"But now, I've been given an opportunity to showcase it in a more extensive. While I was on hiatus, I've really been cultivating and refining my pattern-cutting and tailoring which I wanted to show in this collection. Since I have a background in embroidery, it's easy to fall back into and rely on embellishments. I've tried to make the tailoring and embroidery work together in a balanced way and also thinking more three dimensional."
Are there any particular influences that shaped this collection? How did they inspire your work?
"I found these images of male penitents in Laguna that wore skirts made out of Palm/straw during the Holy Week and I was struck at how beautiful and interesting they were able to make these skirts unintentionally. It was truly inspiring. Besides that, there was the notion that wearing these skirts was a way of emasculating themselves as a form of penitence, which I found odd and I wanted to explore what was considered 'feminine' or 'masculine.'"
"There are two distinct sections of the collection. The Utilitarian section which is more outerwear and tailored pieces in darker colors and mostly denim, is considered more 'masculine,' and the softer, more romantic section which explores more feminine tropes and motifs like flowers and a lighter color palette which I don't normally do."
Why did you opt for denim as main element in this collection? Are there any other specific motifs, silhouettes, or colors that defined your collection?
"Denim is such a good fabric to work with and is so easy to wear. It's a structured material that holds shape very well so I found it a good base for my patterncutting and deconstructed details. The nature of this material is very casual so I wanted to tailor it in a way that's more dressy and luxurious, adding subtle details like stitching and linear embroidery."
"As for the romantic section of the collection, it's something that I don't normally gravitate towards but I wanted more variety to the assortment. I sought out to show different ways to do romanticism which I still find interesting and not twee. I focused on embroidery and craft, details that are more visible upon further inspection. I draw all of my motifs organically, whether it be linear or floral. I think that sums up my design process."
What methods or crafting techniques did you use to construct your pieces? How long did it take to complete the collection?
"Aside from the linear stitching, I knew that I wanted to explore more three dimensional embellishments. One of the techniques I've developed is this puffy floral embroidery that every petal was manually pleated and appliqueed on the fabric. I brought the flowers to life. It was such a meticulous process that took so long and broke so many needles to achieve, but it all worked out in the end."
"Another new embroidery I developed is this layered sheer embroidery where in we embroidered multiple layers of sheer fabric and we cut off parts of the layers to varying degrees. This created different shades of colors and transparencies that looked very cool. I also handcut hundreds of organza petals, which we had sewn on top of it."
"The way the garment moved with the embroidery under and the peeling layers on top of it made the whole tedious process worth it. This collection took at least half a year to develop alongside other work I had to do."

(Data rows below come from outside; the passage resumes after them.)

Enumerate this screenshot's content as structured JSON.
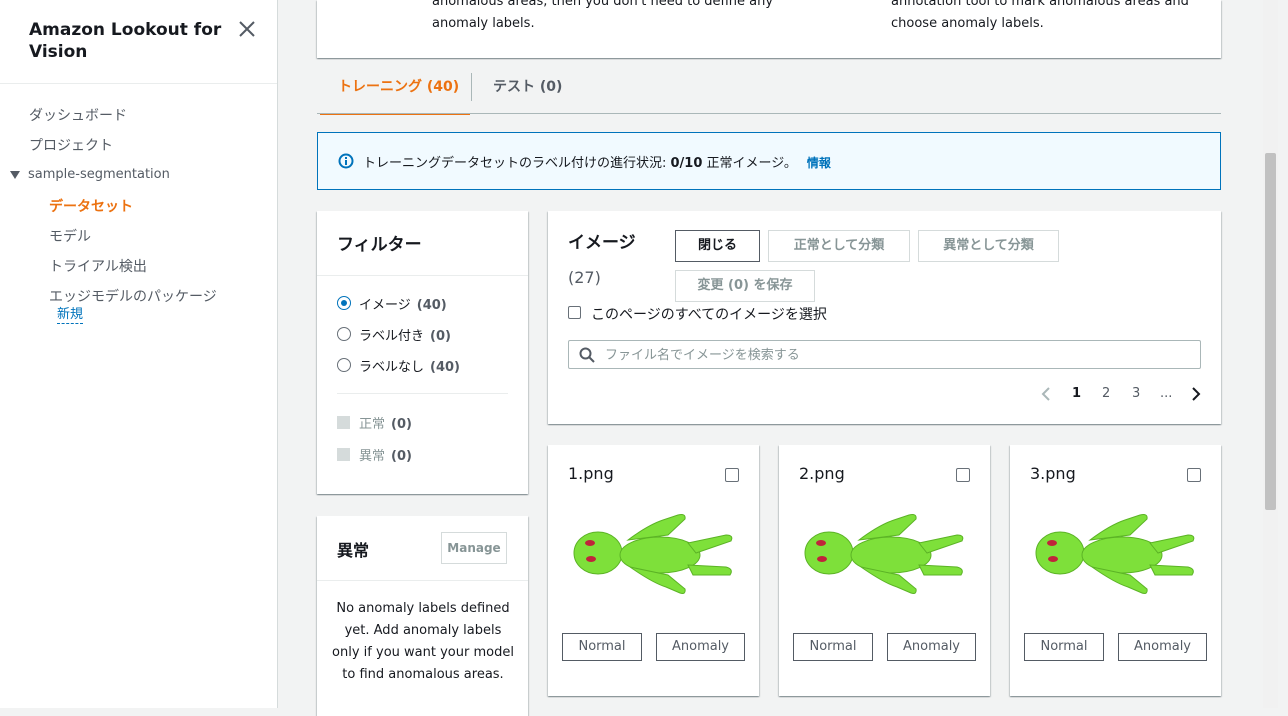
{
  "sidebar": {
    "title": "Amazon Lookout for Vision",
    "items": [
      {
        "label": "ダッシュボード"
      },
      {
        "label": "プロジェクト"
      },
      {
        "label": "sample-segmentation"
      },
      {
        "label": "データセット"
      },
      {
        "label": "モデル"
      },
      {
        "label": "トライアル検出"
      },
      {
        "label": "エッジモデルのパッケージ"
      }
    ],
    "new_badge": "新規"
  },
  "top_card": {
    "left_line1": "anomalous areas, then you don't need to define any",
    "left_line2": "anomaly labels.",
    "right_line1": "annotation tool to mark anomalous areas and",
    "right_line2": "choose anomaly labels."
  },
  "tabs": [
    {
      "label": "トレーニング (40)"
    },
    {
      "label": "テスト (0)"
    }
  ],
  "info": {
    "text_prefix": "トレーニングデータセットのラベル付けの進行状況: ",
    "progress": "0/10",
    "text_suffix": " 正常イメージ。",
    "link": "情報"
  },
  "filter": {
    "title": "フィルター",
    "options": [
      {
        "label": "イメージ",
        "count": "(40)"
      },
      {
        "label": "ラベル付き",
        "count": "(0)"
      },
      {
        "label": "ラベルなし",
        "count": "(40)"
      }
    ],
    "classes": [
      {
        "label": "正常",
        "count": "(0)"
      },
      {
        "label": "異常",
        "count": "(0)"
      }
    ]
  },
  "anomaly": {
    "title": "異常",
    "manage": "Manage",
    "text": "No anomaly labels defined yet. Add anomaly labels only if you want your model to find anomalous areas."
  },
  "images": {
    "title": "イメージ",
    "count": "(27)",
    "close_button": "閉じる",
    "normal_button": "正常として分類",
    "anomaly_button": "異常として分類",
    "save_button": "変更 (0) を保存",
    "select_all": "このページのすべてのイメージを選択",
    "search_placeholder": "ファイル名でイメージを検索する",
    "pages": [
      "1",
      "2",
      "3",
      "..."
    ]
  },
  "tiles": [
    {
      "name": "1.png",
      "normal": "Normal",
      "anomaly": "Anomaly"
    },
    {
      "name": "2.png",
      "normal": "Normal",
      "anomaly": "Anomaly"
    },
    {
      "name": "3.png",
      "normal": "Normal",
      "anomaly": "Anomaly"
    }
  ],
  "colors": {
    "accent": "#ec7211",
    "link": "#0073bb",
    "figure": "#7ee03a"
  }
}
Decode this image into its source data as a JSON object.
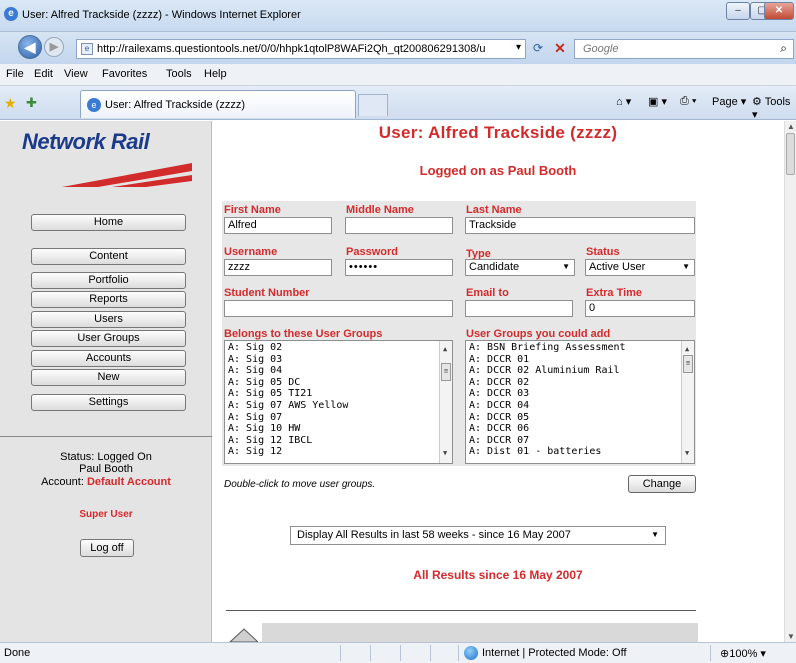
{
  "window": {
    "title": "User: Alfred Trackside (zzzz) - Windows Internet Explorer"
  },
  "address": {
    "url": "http://railexams.questiontools.net/0/0/hhpk1qtolP8WAFi2Qh_qt200806291308/u",
    "search_placeholder": "Google"
  },
  "menu": [
    "File",
    "Edit",
    "View",
    "Favorites",
    "Tools",
    "Help"
  ],
  "tab": {
    "title": "User: Alfred Trackside (zzzz)"
  },
  "commandbar": {
    "page": "Page",
    "tools": "Tools"
  },
  "sidebar": {
    "logo": "Network Rail",
    "buttons": [
      "Home",
      "Content",
      "Portfolio",
      "Reports",
      "Users",
      "User Groups",
      "Accounts",
      "New",
      "Settings"
    ],
    "status_line": "Status: Logged On",
    "user_name": "Paul Booth",
    "account_label": "Account:",
    "account_value": "Default Account",
    "role": "Super User",
    "logoff": "Log off"
  },
  "page": {
    "title": "User: Alfred Trackside (zzzz)",
    "logged_on": "Logged on as Paul Booth"
  },
  "form": {
    "first_name": {
      "label": "First Name",
      "value": "Alfred"
    },
    "middle_name": {
      "label": "Middle Name",
      "value": ""
    },
    "last_name": {
      "label": "Last Name",
      "value": "Trackside"
    },
    "username": {
      "label": "Username",
      "value": "zzzz"
    },
    "password": {
      "label": "Password",
      "value": "••••••"
    },
    "type": {
      "label": "Type",
      "value": "Candidate"
    },
    "status": {
      "label": "Status",
      "value": "Active User"
    },
    "student_number": {
      "label": "Student Number",
      "value": ""
    },
    "email_to": {
      "label": "Email to",
      "value": ""
    },
    "extra_time": {
      "label": "Extra Time",
      "value": "0"
    },
    "belongs_label": "Belongs to these User Groups",
    "belongs": [
      "A: Sig 02",
      "A: Sig 03",
      "A: Sig 04",
      "A: Sig 05 DC",
      "A: Sig 05 TI21",
      "A: Sig 07 AWS Yellow",
      "A: Sig 07",
      "A: Sig 10 HW",
      "A: Sig 12 IBCL",
      "A: Sig 12"
    ],
    "could_add_label": "User Groups you could add",
    "could_add": [
      "A: BSN Briefing Assessment",
      "A: DCCR 01",
      "A: DCCR 02 Aluminium Rail",
      "A: DCCR 02",
      "A: DCCR 03",
      "A: DCCR 04",
      "A: DCCR 05",
      "A: DCCR 06",
      "A: DCCR 07",
      "A: Dist 01 - batteries"
    ],
    "hint": "Double-click to move user groups.",
    "change_button": "Change"
  },
  "results": {
    "select": "Display All Results in last 58 weeks - since 16 May 2007",
    "heading": "All Results since 16 May 2007"
  },
  "statusbar": {
    "text": "Done",
    "zone": "Internet | Protected Mode: Off",
    "zoom": "100%"
  }
}
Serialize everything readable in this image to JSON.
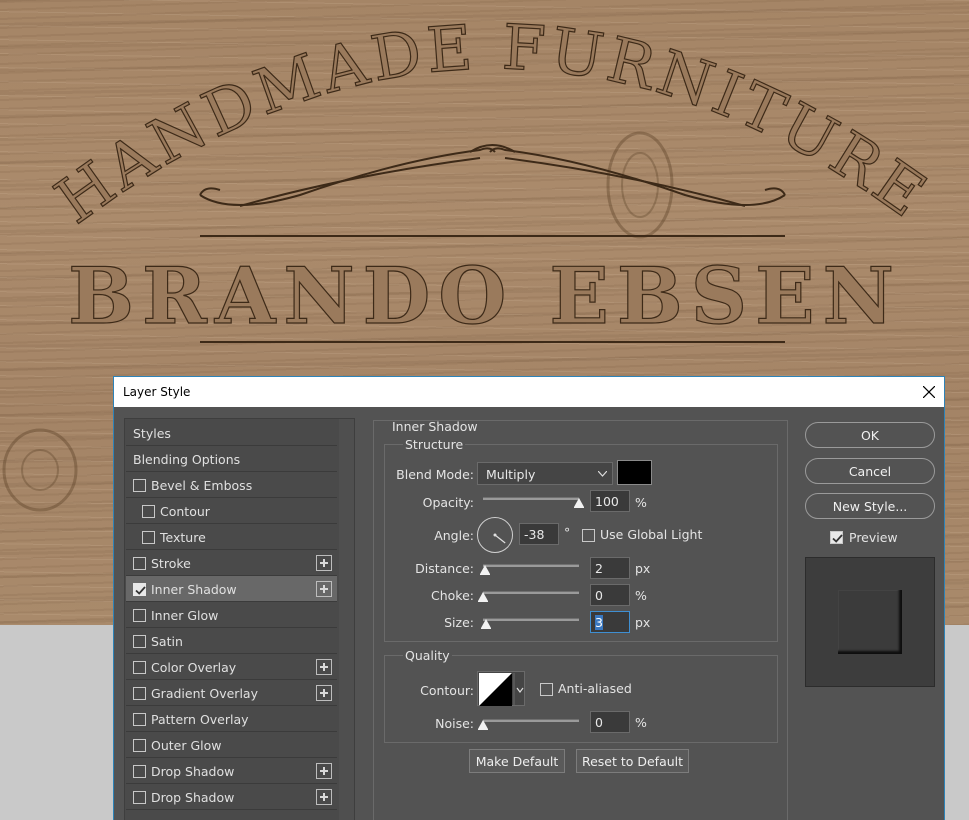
{
  "artwork": {
    "arc_text": "HANDMADE FURNITURE",
    "name_text": "BRANDO EBSEN"
  },
  "dialog": {
    "title": "Layer Style",
    "styles": [
      {
        "label": "Styles",
        "type": "header"
      },
      {
        "label": "Blending Options",
        "type": "header"
      },
      {
        "label": "Bevel & Emboss",
        "checked": false,
        "plus": false
      },
      {
        "label": "Contour",
        "checked": false,
        "plus": false,
        "sub": true
      },
      {
        "label": "Texture",
        "checked": false,
        "plus": false,
        "sub": true
      },
      {
        "label": "Stroke",
        "checked": false,
        "plus": true
      },
      {
        "label": "Inner Shadow",
        "checked": true,
        "plus": true,
        "active": true
      },
      {
        "label": "Inner Glow",
        "checked": false,
        "plus": false
      },
      {
        "label": "Satin",
        "checked": false,
        "plus": false
      },
      {
        "label": "Color Overlay",
        "checked": false,
        "plus": true
      },
      {
        "label": "Gradient Overlay",
        "checked": false,
        "plus": true
      },
      {
        "label": "Pattern Overlay",
        "checked": false,
        "plus": false
      },
      {
        "label": "Outer Glow",
        "checked": false,
        "plus": false
      },
      {
        "label": "Drop Shadow",
        "checked": false,
        "plus": true
      },
      {
        "label": "Drop Shadow",
        "checked": false,
        "plus": true
      }
    ],
    "section_title": "Inner Shadow",
    "structure": {
      "title": "Structure",
      "blend_mode_label": "Blend Mode:",
      "blend_mode_value": "Multiply",
      "shadow_color": "#000000",
      "opacity_label": "Opacity:",
      "opacity_value": "100",
      "opacity_unit": "%",
      "opacity_fraction": 1.0,
      "angle_label": "Angle:",
      "angle_value": "-38",
      "angle_unit": "°",
      "use_global_light_label": "Use Global Light",
      "use_global_light": false,
      "distance_label": "Distance:",
      "distance_value": "2",
      "distance_unit": "px",
      "distance_fraction": 0.02,
      "choke_label": "Choke:",
      "choke_value": "0",
      "choke_unit": "%",
      "choke_fraction": 0.0,
      "size_label": "Size:",
      "size_value": "3",
      "size_unit": "px",
      "size_fraction": 0.03
    },
    "quality": {
      "title": "Quality",
      "contour_label": "Contour:",
      "anti_aliased_label": "Anti-aliased",
      "anti_aliased": false,
      "noise_label": "Noise:",
      "noise_value": "0",
      "noise_unit": "%",
      "noise_fraction": 0.0
    },
    "make_default_label": "Make Default",
    "reset_default_label": "Reset to Default",
    "ok_label": "OK",
    "cancel_label": "Cancel",
    "new_style_label": "New Style...",
    "preview_label": "Preview",
    "preview_checked": true
  }
}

What does it mean for you to be part of this year's PHx Station?
Can you share any fun fact or unknown trivia about any of your pieces?
Shop Renz Reyes' latest collection at the PHx Station pop-up in Greenbelt 5 Makati. You can also check out Renz' pieces via Instagram.